**WHAT THIS TASK INVOLVES:** Each record has to be repeated exactly as given.

───── EXTRACTED INFORMATION ─────

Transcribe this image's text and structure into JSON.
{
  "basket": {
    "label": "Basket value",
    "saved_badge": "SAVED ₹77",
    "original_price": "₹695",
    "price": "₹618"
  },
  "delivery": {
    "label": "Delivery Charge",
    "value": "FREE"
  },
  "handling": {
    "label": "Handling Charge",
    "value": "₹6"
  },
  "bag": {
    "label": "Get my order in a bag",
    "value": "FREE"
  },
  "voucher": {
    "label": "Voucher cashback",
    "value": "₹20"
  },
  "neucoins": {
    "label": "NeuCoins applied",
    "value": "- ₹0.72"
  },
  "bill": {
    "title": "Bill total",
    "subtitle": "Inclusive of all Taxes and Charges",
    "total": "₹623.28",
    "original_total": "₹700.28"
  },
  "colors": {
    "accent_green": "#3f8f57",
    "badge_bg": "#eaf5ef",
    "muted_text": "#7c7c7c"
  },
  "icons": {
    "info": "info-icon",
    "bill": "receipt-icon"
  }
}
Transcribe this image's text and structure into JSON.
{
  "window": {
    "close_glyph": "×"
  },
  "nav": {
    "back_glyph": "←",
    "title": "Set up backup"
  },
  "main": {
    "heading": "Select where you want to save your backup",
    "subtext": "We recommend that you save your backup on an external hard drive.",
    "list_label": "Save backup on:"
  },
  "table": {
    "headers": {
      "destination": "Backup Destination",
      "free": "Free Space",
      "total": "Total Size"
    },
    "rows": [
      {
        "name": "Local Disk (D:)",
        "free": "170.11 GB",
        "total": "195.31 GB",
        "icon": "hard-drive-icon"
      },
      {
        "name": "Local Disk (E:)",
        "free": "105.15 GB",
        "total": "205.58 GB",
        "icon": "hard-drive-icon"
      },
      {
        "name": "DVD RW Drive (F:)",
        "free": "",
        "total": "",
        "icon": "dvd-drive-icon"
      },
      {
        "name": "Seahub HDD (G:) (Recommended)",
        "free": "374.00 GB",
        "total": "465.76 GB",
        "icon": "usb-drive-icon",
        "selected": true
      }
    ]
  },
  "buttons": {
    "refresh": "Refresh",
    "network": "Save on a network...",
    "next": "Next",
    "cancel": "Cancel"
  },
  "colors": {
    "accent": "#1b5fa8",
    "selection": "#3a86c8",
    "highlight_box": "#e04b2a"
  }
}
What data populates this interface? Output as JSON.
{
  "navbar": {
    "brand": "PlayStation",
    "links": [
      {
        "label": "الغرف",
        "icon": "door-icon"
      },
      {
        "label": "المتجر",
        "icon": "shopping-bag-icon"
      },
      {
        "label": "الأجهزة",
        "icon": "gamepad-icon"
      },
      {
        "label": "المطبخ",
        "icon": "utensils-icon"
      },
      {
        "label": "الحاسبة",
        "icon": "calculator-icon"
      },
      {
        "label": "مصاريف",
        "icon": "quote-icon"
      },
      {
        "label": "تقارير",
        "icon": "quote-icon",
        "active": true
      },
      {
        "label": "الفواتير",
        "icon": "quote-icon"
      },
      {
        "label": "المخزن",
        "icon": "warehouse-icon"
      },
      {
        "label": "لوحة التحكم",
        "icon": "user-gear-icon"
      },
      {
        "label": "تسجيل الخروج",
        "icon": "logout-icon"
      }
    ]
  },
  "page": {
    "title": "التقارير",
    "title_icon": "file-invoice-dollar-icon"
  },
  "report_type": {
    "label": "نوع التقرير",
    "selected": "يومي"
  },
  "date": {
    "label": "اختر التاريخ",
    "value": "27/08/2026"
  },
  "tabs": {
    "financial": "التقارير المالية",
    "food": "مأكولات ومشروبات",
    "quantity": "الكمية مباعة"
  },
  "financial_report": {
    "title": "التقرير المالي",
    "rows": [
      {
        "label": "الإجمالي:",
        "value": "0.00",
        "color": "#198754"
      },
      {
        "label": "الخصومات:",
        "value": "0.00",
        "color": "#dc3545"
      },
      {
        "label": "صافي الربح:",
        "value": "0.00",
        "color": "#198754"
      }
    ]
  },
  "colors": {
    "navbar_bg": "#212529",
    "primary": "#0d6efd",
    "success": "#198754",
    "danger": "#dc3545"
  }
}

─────

**RESULT OF THIS TASK:**
Transcribe this image's text and structure into JSON.
{
  "basket": {
    "label": "Basket value",
    "saved_badge": "SAVED ₹77",
    "original_price": "₹695",
    "price": "₹618"
  },
  "delivery": {
    "label": "Delivery Charge",
    "value": "FREE"
  },
  "handling": {
    "label": "Handling Charge",
    "value": "₹6"
  },
  "bag": {
    "label": "Get my order in a bag",
    "value": "FREE"
  },
  "voucher": {
    "label": "Voucher cashback",
    "value": "₹20"
  },
  "neucoins": {
    "label": "NeuCoins applied",
    "value": "- ₹0.72"
  },
  "bill": {
    "title": "Bill total",
    "subtitle": "Inclusive of all Taxes and Charges",
    "total": "₹623.28",
    "original_total": "₹700.28"
  },
  "colors": {
    "accent_green": "#3f8f57",
    "badge_bg": "#eaf5ef",
    "muted_text": "#7c7c7c"
  },
  "icons": {
    "info": "info-icon",
    "bill": "receipt-icon"
  }
}
Transcribe this image's text and structure into JSON.
{
  "window": {
    "close_glyph": "×"
  },
  "nav": {
    "back_glyph": "←",
    "title": "Set up backup"
  },
  "main": {
    "heading": "Select where you want to save your backup",
    "subtext": "We recommend that you save your backup on an external hard drive.",
    "list_label": "Save backup on:"
  },
  "table": {
    "headers": {
      "destination": "Backup Destination",
      "free": "Free Space",
      "total": "Total Size"
    },
    "rows": [
      {
        "name": "Local Disk (D:)",
        "free": "170.11 GB",
        "total": "195.31 GB",
        "icon": "hard-drive-icon"
      },
      {
        "name": "Local Disk (E:)",
        "free": "105.15 GB",
        "total": "205.58 GB",
        "icon": "hard-drive-icon"
      },
      {
        "name": "DVD RW Drive (F:)",
        "free": "",
        "total": "",
        "icon": "dvd-drive-icon"
      },
      {
        "name": "Seahub HDD (G:) (Recommended)",
        "free": "374.00 GB",
        "total": "465.76 GB",
        "icon": "usb-drive-icon",
        "selected": true
      }
    ]
  },
  "buttons": {
    "refresh": "Refresh",
    "network": "Save on a network...",
    "next": "Next",
    "cancel": "Cancel"
  },
  "colors": {
    "accent": "#1b5fa8",
    "selection": "#3a86c8",
    "highlight_box": "#e04b2a"
  }
}
What data populates this interface? Output as JSON.
{
  "navbar": {
    "brand": "PlayStation",
    "links": [
      {
        "label": "الغرف",
        "icon": "door-icon"
      },
      {
        "label": "المتجر",
        "icon": "shopping-bag-icon"
      },
      {
        "label": "الأجهزة",
        "icon": "gamepad-icon"
      },
      {
        "label": "المطبخ",
        "icon": "utensils-icon"
      },
      {
        "label": "الحاسبة",
        "icon": "calculator-icon"
      },
      {
        "label": "مصاريف",
        "icon": "quote-icon"
      },
      {
        "label": "تقارير",
        "icon": "quote-icon",
        "active": true
      },
      {
        "label": "الفواتير",
        "icon": "quote-icon"
      },
      {
        "label": "المخزن",
        "icon": "warehouse-icon"
      },
      {
        "label": "لوحة التحكم",
        "icon": "user-gear-icon"
      },
      {
        "label": "تسجيل الخروج",
        "icon": "logout-icon"
      }
    ]
  },
  "page": {
    "title": "التقارير",
    "title_icon": "file-invoice-dollar-icon"
  },
  "report_type": {
    "label": "نوع التقرير",
    "selected": "يومي"
  },
  "date": {
    "label": "اختر التاريخ",
    "value": "27/08/2026"
  },
  "tabs": {
    "financial": "التقارير المالية",
    "food": "مأكولات ومشروبات",
    "quantity": "الكمية مباعة"
  },
  "financial_report": {
    "title": "التقرير المالي",
    "rows": [
      {
        "label": "الإجمالي:",
        "value": "0.00",
        "color": "#198754"
      },
      {
        "label": "الخصومات:",
        "value": "0.00",
        "color": "#dc3545"
      },
      {
        "label": "صافي الربح:",
        "value": "0.00",
        "color": "#198754"
      }
    ]
  },
  "colors": {
    "navbar_bg": "#212529",
    "primary": "#0d6efd",
    "success": "#198754",
    "danger": "#dc3545"
  }
}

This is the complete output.